Modern microscopes opened up the world of the minute to an amazing degree, allowing people to see all the way down to a bacterium wriggling on a slide. But if you want to see down even smaller in regular optical light—to a virus, a cell’s interior, or other objects on the nanoscale—you’ve been out of luck. Those objects are smaller than 200 nanometers, what’s been considered the resolution limit for microscopes scanning in white light, and so the only was to see them was through indirect imaging devices like scanning electron microscopes.
Not anymore. Lin Li and colleagues report a new way using tiny beads to resolve images at 50 nanometers, shattering the limit for what can be seen in optical light.
Their technique, reported in Nature Communications, makes use of “evanescent waves“, emitted very near an object and usually lost altogether. Instead, the beads gather the light and re-focus it, channelling it into a standard microscope. This allowed researchers to see with their own eyes a level of detail that is normally restricted to indirect methods such as atomic force microscopy or scanning electron microscopy. [BBC News]
Those beads are called microspheres—they’re tiny glass balls about the size of red blood cells. The researchers apply these spheres to the surface of the object they want to see. In essence, the spheres capture light that normally would be lost before it ever reached the observer’s eye (those evanescent waves), enabling Li’s team to overcome the diffraction limits of microscope machinery that have limited the maximum possible resolution.
The anti-laser—a tech with such a cool name it doesn’t need an obvious application—first came to our attention last year when Yale’s A. Douglas Stone proposed the idea. Now Stone is back with the real thing. His new paper in Science documents the world’s first anti-laser.
Conventional lasers create intense beams of light by stimulating atoms to spit out a coherent beam of light in which all the light waves march in lockstep. The crests of one wave match the crests of all the others, and troughs match up with troughs. The anti-laser does the reverse: Two perfect beams of laser light go in, and are completely absorbed. [Wired]
Anti-lasers are a bit of a funny concept, because anybody who has worn black on an August afternoon knows that absorbing light and turning it into heat isn’t a problem. But creating a device that matches the concentrated beam of a laser and traps more than 99 percent of it—essentially reversing a laser—is an engineering feat.
Whereas a laser uses mirrors to bounce light back and forth through an amplifying material to concentrate it, the anti-laser, as the name would suggest, does basically the opposite.
No, you can’t see a black hole. What you might be able to see, though, is the way in which relativity predicts a spinning black hole will bend space, time, and light around it. Scientists say in a new study in Nature Physics that they are closer than ever to being able to see this effect in faraway black holes from our vantage point here on Earth.
Galaxies probably have spinning, supermassive black holes at their center, and spinning black holes possess two types of angular momentum, study coauthor Bo Thide explains.

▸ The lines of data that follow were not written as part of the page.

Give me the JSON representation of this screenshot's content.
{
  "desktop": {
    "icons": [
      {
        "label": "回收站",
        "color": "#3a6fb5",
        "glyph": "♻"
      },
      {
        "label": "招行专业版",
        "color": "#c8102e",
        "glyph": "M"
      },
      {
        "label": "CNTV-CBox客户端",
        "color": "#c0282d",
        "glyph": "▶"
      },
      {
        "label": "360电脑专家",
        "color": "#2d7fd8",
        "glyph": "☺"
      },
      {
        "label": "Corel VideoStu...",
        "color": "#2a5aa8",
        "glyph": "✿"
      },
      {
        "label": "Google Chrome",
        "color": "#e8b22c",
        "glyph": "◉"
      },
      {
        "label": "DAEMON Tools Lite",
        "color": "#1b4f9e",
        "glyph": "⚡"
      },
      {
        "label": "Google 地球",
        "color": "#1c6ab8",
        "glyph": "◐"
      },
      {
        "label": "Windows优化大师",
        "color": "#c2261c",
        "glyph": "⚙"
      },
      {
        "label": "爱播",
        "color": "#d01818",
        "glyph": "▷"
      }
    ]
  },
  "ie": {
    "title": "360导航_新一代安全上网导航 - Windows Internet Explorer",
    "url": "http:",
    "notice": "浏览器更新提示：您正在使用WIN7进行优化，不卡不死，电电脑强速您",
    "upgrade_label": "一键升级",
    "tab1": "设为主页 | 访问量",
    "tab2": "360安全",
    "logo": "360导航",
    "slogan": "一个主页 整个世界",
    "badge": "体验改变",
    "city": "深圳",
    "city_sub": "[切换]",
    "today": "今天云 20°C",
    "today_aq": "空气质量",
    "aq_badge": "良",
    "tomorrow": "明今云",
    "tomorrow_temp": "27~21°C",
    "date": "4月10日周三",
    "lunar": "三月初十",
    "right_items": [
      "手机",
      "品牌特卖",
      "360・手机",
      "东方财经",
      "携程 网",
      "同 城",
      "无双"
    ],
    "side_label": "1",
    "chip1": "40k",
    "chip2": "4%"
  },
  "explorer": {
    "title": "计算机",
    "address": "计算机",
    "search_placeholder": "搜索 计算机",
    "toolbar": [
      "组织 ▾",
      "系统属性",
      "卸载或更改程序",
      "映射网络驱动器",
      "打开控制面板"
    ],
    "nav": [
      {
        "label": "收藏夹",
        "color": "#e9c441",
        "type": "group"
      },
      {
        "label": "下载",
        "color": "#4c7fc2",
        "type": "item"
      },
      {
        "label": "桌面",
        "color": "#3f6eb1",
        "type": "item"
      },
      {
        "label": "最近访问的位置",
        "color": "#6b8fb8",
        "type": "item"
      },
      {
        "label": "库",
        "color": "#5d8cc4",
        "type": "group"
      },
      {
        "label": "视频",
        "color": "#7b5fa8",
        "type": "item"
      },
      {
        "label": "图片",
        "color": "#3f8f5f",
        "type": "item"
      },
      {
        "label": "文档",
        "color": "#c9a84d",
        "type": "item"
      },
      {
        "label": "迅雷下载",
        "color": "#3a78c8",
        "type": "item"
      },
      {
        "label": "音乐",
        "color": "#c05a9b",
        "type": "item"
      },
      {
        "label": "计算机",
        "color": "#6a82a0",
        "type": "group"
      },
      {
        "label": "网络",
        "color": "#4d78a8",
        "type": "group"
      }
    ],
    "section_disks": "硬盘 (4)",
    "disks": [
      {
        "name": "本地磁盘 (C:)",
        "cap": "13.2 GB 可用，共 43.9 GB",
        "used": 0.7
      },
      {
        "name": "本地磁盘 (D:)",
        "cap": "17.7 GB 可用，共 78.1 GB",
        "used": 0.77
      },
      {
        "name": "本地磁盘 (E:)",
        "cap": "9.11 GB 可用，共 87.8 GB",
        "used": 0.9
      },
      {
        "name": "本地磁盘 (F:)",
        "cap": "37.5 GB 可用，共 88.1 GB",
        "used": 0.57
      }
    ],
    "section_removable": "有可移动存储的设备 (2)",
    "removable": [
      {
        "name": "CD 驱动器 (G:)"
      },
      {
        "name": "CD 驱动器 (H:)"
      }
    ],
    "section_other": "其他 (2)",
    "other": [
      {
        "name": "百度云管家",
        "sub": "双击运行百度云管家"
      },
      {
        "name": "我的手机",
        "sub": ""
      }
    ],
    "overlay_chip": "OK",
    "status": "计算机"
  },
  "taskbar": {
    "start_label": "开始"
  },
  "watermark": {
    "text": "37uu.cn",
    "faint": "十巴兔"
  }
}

There’s spin angular momentum, which is analogous to what the Earth creates as it spins on its axis, and there’s orbital angular momentum, which is analogous to what the Earth creates as it orbits the sun. Thidé says that the second effect—orbital angular momentum—distorts light in a way that scientists who know what to look for might be able to see it from here.
“Around a spinning black hole, space and time behave in such an odd way; space becomes time, time becomes space, and the whole space-time is actually dragged around the black hole, becomes twisted around the black hole,” Professor Thidé explained. “If you have radiation source… it will then sense this twisting of spacetime itself. The light ray may think that ‘I’m propagating in a straight line’, but if you look at it from the outside, you see it’s propagating along a spiral line. That’s relativity for you.” [BBC News]